You are asked to filter the data below and copy every line holding "JSON".

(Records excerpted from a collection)
*** Begin section ***
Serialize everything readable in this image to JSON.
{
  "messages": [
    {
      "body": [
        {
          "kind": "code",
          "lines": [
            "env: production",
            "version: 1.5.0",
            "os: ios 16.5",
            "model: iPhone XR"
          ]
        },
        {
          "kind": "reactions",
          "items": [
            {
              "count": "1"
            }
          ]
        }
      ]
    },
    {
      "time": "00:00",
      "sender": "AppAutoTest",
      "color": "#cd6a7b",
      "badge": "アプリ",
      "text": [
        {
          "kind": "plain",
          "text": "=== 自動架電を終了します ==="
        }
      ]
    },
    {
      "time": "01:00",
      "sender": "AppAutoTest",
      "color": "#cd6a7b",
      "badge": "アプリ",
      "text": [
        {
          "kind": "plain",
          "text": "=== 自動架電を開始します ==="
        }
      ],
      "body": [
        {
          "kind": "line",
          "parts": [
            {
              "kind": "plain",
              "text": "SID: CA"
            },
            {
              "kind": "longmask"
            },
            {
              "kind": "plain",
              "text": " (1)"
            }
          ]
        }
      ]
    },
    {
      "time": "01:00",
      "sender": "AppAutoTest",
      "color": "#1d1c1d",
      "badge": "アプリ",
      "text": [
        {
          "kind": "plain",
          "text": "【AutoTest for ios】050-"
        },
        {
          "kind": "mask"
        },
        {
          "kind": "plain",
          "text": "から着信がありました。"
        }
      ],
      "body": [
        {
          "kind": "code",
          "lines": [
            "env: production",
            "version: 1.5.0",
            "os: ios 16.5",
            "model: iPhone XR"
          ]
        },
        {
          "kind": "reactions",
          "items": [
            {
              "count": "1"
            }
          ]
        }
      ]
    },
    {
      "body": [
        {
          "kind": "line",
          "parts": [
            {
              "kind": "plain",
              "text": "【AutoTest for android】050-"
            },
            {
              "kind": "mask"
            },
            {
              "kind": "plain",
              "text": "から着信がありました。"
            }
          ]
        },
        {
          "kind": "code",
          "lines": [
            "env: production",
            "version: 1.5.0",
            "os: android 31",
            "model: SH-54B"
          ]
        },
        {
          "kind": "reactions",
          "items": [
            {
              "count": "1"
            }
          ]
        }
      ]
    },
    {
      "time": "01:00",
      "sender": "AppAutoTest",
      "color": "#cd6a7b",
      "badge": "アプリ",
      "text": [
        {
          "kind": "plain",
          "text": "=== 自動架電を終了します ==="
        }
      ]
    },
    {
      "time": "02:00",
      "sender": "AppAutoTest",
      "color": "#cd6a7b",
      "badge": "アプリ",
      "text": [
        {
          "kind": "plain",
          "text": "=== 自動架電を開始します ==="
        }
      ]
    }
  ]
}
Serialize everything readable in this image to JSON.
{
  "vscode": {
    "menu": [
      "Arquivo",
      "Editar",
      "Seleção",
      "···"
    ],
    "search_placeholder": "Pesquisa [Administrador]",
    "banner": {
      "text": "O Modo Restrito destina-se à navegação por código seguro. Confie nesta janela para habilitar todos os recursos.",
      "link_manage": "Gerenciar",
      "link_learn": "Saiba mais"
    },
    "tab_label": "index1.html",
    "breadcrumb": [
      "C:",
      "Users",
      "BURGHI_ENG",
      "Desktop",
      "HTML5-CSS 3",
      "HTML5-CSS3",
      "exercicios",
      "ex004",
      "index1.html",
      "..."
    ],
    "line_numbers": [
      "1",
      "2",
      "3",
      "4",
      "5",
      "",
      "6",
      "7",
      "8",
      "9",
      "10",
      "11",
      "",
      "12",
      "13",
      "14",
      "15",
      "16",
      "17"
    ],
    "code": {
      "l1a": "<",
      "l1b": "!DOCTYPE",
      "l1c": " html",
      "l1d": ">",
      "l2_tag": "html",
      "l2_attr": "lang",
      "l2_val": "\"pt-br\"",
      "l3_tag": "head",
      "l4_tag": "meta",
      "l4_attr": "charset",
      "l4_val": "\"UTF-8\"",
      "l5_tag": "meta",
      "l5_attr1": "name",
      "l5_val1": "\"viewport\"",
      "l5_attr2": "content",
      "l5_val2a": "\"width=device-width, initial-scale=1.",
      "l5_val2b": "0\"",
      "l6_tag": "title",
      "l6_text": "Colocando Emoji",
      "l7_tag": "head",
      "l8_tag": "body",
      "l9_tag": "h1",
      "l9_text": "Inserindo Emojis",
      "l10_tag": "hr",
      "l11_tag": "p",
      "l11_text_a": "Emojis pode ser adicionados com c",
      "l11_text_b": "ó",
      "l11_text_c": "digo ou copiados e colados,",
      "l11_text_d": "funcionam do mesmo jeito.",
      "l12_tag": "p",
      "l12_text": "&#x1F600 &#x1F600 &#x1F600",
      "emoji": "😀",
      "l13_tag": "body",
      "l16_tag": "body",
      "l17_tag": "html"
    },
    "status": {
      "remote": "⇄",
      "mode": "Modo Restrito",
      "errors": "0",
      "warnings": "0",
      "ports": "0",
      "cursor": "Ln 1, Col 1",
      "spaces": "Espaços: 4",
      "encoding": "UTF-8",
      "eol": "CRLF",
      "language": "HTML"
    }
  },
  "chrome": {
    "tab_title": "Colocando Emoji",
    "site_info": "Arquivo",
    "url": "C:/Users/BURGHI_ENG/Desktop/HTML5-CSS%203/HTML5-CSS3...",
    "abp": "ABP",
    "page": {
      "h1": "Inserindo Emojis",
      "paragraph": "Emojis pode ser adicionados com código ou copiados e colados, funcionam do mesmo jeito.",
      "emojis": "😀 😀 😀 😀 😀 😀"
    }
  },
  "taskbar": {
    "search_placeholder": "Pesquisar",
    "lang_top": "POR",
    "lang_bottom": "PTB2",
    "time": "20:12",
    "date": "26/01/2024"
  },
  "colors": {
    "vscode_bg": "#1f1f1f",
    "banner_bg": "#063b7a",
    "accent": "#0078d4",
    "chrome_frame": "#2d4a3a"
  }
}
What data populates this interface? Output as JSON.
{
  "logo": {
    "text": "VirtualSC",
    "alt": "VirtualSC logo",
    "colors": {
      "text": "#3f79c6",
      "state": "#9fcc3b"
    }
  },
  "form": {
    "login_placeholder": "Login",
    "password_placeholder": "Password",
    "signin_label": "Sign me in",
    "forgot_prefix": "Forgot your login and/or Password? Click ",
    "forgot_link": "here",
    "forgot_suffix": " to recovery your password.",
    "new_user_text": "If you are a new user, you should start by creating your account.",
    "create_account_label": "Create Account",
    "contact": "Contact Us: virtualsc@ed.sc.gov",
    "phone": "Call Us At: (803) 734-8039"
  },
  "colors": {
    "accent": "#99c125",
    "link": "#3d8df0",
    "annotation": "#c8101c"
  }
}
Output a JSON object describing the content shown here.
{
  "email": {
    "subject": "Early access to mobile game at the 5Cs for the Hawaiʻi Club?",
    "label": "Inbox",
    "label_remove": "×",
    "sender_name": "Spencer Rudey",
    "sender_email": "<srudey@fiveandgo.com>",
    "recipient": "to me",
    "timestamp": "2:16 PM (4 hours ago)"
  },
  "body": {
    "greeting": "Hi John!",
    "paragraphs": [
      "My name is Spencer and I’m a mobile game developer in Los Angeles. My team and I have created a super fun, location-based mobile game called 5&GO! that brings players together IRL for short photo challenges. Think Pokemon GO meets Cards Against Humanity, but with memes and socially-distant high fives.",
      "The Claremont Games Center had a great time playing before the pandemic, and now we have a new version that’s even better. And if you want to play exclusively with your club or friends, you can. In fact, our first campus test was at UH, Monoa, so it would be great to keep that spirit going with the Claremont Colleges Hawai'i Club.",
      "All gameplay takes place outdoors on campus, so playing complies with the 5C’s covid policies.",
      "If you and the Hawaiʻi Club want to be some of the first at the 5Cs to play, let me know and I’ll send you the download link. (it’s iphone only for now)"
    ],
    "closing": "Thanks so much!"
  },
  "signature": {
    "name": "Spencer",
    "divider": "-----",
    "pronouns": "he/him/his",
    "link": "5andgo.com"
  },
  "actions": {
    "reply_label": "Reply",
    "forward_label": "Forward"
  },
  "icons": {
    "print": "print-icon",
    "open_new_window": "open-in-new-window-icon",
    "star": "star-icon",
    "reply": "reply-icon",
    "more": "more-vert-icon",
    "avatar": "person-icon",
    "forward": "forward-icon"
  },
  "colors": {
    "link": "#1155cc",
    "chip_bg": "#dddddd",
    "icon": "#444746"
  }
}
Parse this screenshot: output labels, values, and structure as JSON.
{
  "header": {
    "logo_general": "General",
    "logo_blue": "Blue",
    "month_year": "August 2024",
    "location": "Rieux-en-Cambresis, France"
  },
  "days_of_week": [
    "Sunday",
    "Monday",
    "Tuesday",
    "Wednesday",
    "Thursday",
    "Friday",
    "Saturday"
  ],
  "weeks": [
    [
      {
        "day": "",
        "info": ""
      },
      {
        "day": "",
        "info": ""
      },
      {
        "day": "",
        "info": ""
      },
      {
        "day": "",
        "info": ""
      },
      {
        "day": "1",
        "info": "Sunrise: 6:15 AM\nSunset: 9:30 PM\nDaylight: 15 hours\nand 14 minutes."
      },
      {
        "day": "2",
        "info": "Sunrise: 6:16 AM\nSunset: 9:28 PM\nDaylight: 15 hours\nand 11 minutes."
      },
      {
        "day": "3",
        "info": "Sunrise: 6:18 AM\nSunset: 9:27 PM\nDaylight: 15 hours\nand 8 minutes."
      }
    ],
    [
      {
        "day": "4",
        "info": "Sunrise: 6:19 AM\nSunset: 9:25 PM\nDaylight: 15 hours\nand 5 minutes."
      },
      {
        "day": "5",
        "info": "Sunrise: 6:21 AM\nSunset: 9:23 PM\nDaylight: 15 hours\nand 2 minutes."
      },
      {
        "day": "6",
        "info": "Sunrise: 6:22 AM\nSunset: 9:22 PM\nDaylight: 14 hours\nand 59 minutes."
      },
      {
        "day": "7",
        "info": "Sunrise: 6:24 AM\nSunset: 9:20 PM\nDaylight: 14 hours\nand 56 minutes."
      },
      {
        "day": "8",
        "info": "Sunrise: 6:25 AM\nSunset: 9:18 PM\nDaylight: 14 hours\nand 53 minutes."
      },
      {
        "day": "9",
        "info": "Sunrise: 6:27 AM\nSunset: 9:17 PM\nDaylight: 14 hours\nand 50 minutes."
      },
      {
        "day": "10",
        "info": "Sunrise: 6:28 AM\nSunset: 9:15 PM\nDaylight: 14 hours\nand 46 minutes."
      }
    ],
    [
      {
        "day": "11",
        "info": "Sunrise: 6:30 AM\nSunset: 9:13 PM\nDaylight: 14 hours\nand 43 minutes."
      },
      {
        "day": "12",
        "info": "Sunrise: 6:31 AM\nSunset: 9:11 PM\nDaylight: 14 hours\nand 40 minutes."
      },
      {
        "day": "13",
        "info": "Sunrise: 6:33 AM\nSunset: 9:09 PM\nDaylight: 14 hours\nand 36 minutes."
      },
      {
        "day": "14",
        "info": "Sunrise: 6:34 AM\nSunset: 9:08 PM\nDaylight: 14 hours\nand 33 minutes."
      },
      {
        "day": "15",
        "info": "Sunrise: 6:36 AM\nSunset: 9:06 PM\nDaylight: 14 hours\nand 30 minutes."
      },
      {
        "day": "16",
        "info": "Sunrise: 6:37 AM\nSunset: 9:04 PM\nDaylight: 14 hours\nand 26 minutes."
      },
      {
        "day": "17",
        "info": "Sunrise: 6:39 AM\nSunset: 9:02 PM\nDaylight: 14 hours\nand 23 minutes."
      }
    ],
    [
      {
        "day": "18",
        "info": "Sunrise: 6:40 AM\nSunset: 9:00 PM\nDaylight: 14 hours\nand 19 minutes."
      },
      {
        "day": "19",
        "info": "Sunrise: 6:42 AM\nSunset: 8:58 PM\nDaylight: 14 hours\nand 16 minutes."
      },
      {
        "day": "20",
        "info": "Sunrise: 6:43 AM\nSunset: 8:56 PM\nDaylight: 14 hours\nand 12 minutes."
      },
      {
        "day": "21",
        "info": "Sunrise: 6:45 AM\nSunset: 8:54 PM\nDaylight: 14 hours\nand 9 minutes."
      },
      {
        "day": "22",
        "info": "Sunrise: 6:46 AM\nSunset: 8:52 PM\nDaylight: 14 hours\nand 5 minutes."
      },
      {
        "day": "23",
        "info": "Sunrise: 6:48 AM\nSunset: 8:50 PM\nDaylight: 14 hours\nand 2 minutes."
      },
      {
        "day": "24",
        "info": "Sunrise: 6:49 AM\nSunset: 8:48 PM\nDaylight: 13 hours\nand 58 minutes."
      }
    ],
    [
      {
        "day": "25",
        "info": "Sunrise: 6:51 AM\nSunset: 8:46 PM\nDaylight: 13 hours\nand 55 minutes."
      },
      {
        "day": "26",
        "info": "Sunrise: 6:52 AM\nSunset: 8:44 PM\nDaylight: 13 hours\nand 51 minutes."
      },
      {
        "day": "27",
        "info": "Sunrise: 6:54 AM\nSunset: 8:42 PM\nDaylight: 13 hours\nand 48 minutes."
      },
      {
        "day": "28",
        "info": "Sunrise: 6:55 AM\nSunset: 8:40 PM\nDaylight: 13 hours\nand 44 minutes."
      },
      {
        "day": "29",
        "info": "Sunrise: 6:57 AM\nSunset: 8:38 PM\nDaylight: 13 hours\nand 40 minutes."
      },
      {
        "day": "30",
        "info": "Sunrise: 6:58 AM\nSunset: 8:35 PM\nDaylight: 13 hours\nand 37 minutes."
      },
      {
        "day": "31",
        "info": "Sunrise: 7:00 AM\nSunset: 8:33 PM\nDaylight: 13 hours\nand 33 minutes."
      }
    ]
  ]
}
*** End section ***
▶ _Result of this exercise_:
Serialize everything readable in this image to JSON.
Serialize everything readable in this image to JSON.
What data populates this interface? Output as JSON.
Output a JSON object describing the content shown here.
Parse this screenshot: output labels, values, and structure as JSON.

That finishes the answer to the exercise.